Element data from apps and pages

╔══

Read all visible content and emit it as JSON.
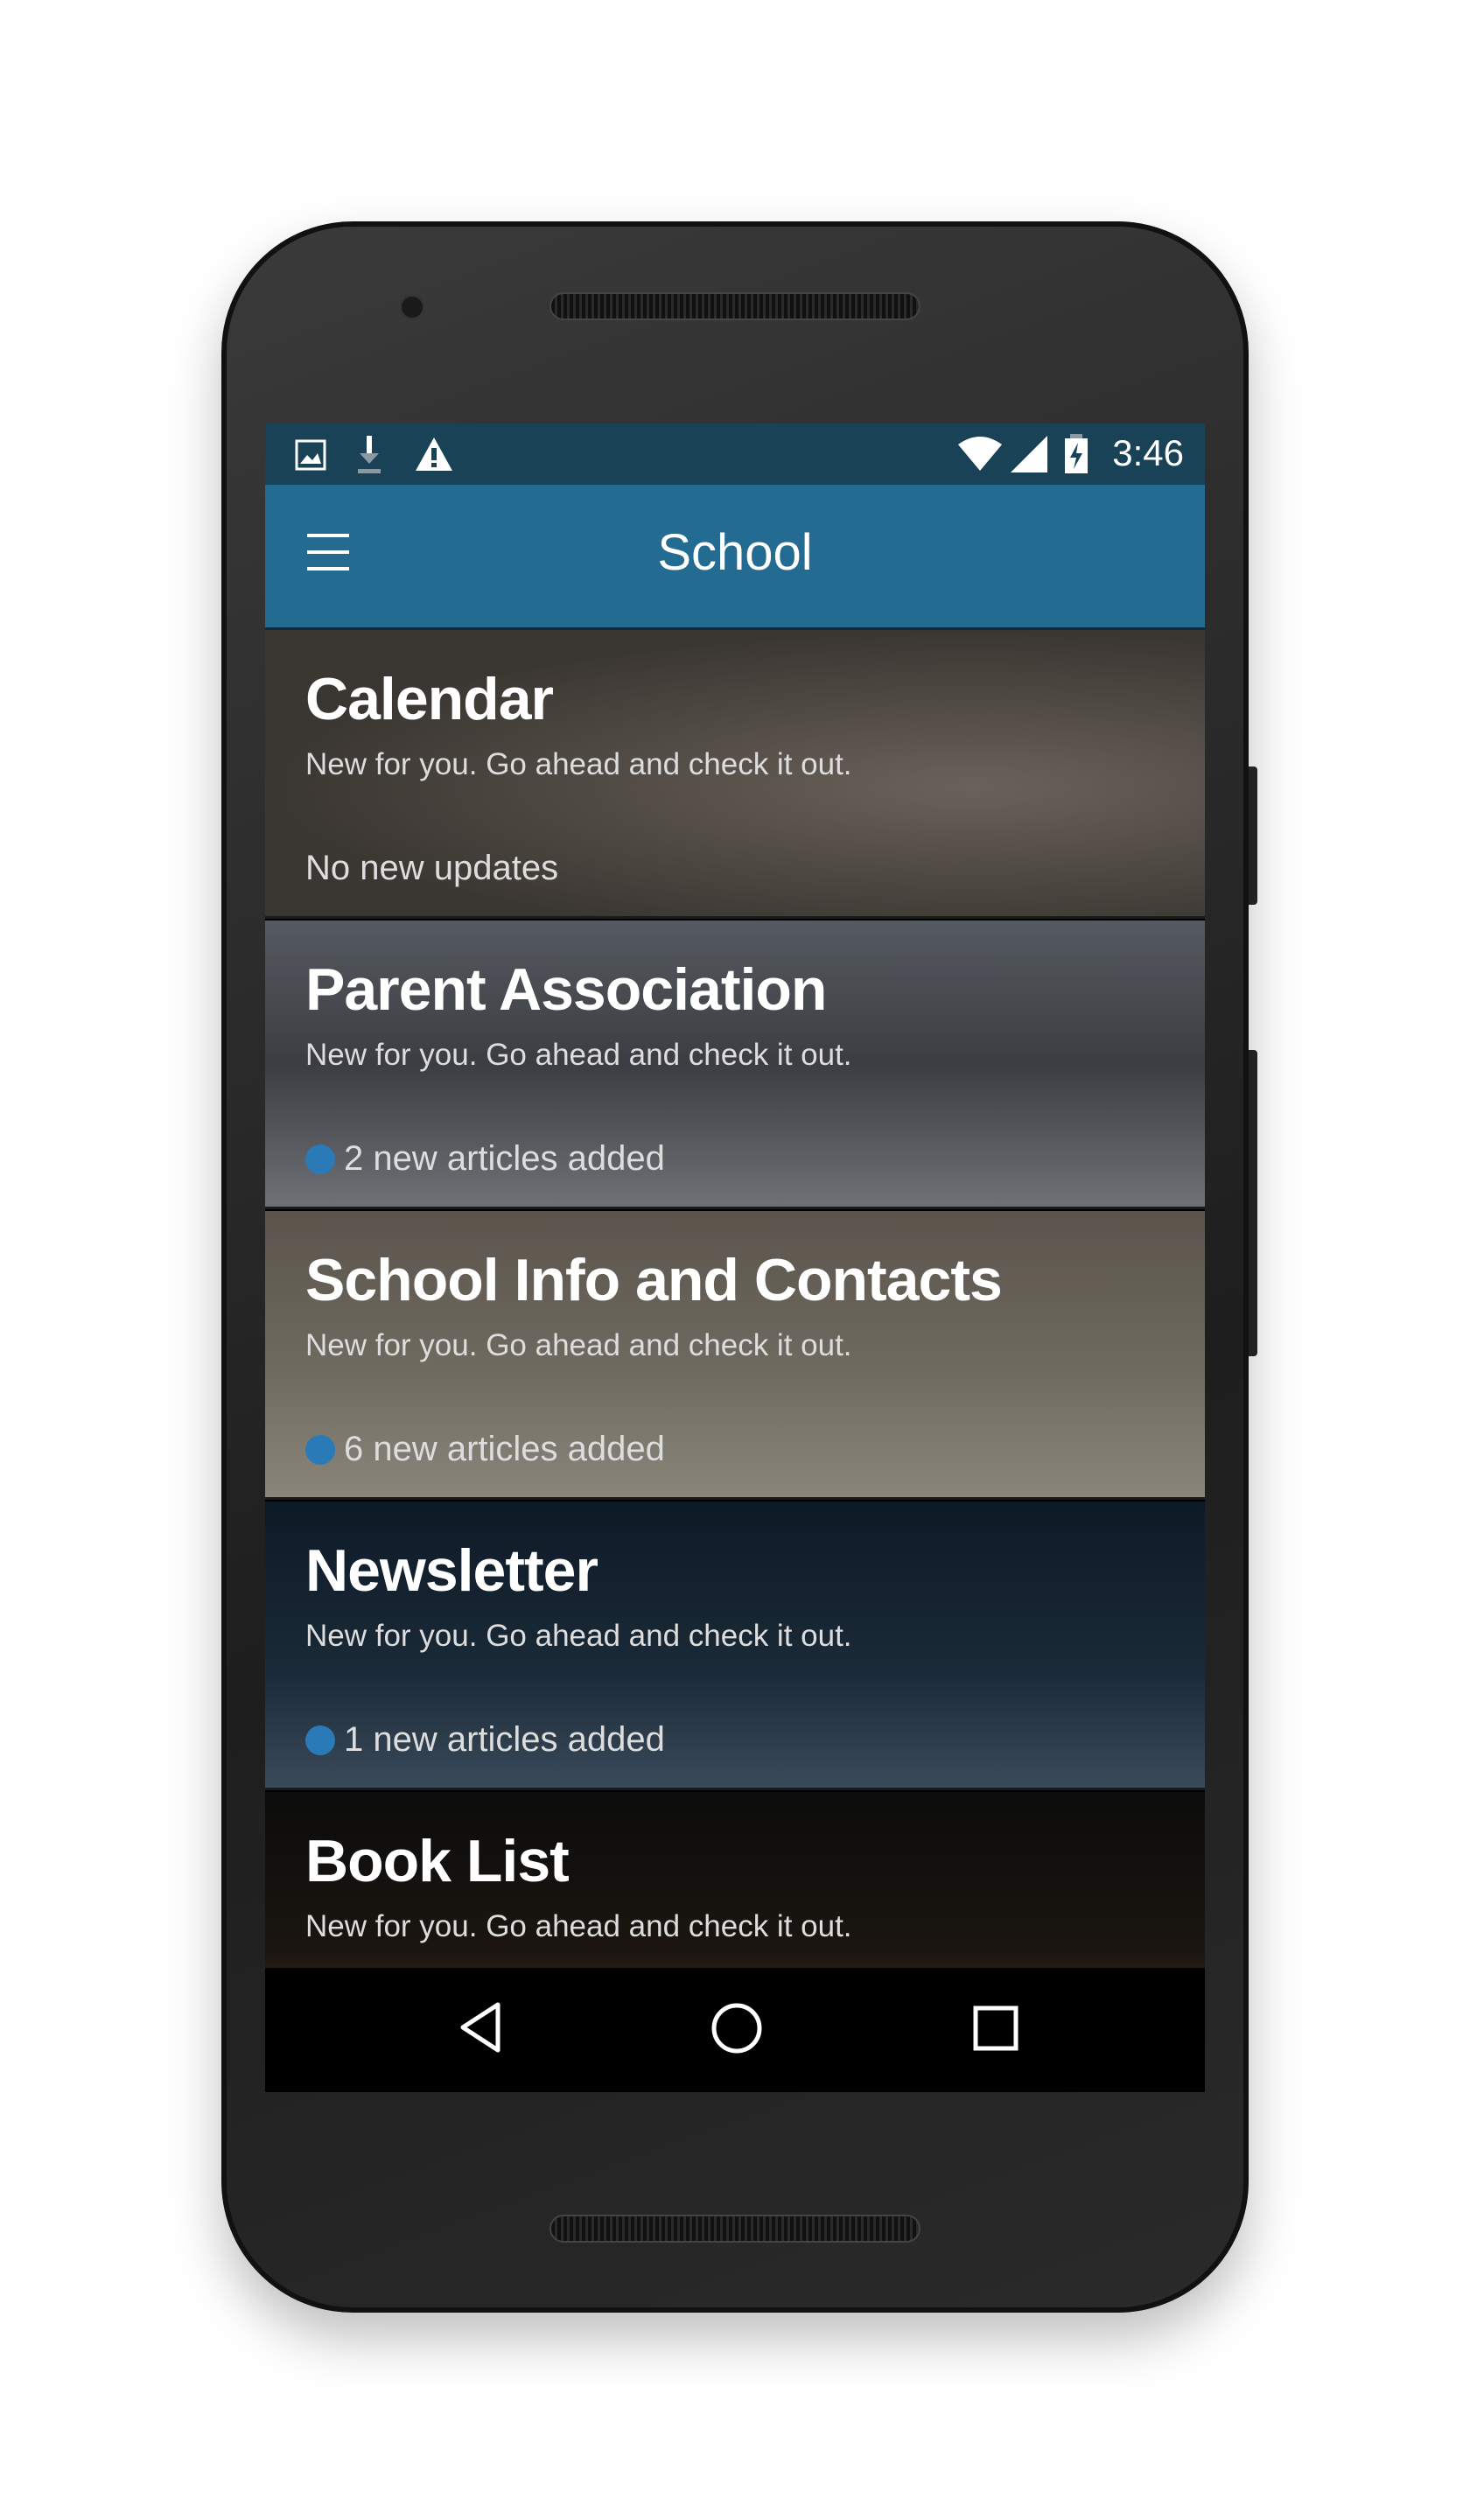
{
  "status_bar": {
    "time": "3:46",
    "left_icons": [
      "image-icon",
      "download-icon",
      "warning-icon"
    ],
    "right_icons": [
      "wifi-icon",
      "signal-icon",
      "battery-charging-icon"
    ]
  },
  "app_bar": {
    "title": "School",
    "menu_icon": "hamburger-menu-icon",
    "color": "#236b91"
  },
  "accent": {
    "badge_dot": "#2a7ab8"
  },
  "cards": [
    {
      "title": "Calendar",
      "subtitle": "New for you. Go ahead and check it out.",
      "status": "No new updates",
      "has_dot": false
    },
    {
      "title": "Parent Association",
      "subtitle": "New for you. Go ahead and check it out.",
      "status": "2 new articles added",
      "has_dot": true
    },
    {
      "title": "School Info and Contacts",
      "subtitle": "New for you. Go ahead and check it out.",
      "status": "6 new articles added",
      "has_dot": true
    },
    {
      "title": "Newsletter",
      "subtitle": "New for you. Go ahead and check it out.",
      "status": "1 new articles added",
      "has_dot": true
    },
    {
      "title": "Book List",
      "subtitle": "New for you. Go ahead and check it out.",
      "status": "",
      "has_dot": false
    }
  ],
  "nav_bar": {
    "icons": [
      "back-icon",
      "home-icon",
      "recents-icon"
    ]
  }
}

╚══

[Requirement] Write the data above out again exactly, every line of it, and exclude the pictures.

[Finished exercise]
Read all visible content and emit it as JSON.
{
  "status_bar": {
    "time": "3:46",
    "left_icons": [
      "image-icon",
      "download-icon",
      "warning-icon"
    ],
    "right_icons": [
      "wifi-icon",
      "signal-icon",
      "battery-charging-icon"
    ]
  },
  "app_bar": {
    "title": "School",
    "menu_icon": "hamburger-menu-icon",
    "color": "#236b91"
  },
  "accent": {
    "badge_dot": "#2a7ab8"
  },
  "cards": [
    {
      "title": "Calendar",
      "subtitle": "New for you. Go ahead and check it out.",
      "status": "No new updates",
      "has_dot": false
    },
    {
      "title": "Parent Association",
      "subtitle": "New for you. Go ahead and check it out.",
      "status": "2 new articles added",
      "has_dot": true
    },
    {
      "title": "School Info and Contacts",
      "subtitle": "New for you. Go ahead and check it out.",
      "status": "6 new articles added",
      "has_dot": true
    },
    {
      "title": "Newsletter",
      "subtitle": "New for you. Go ahead and check it out.",
      "status": "1 new articles added",
      "has_dot": true
    },
    {
      "title": "Book List",
      "subtitle": "New for you. Go ahead and check it out.",
      "status": "",
      "has_dot": false
    }
  ],
  "nav_bar": {
    "icons": [
      "back-icon",
      "home-icon",
      "recents-icon"
    ]
  }
}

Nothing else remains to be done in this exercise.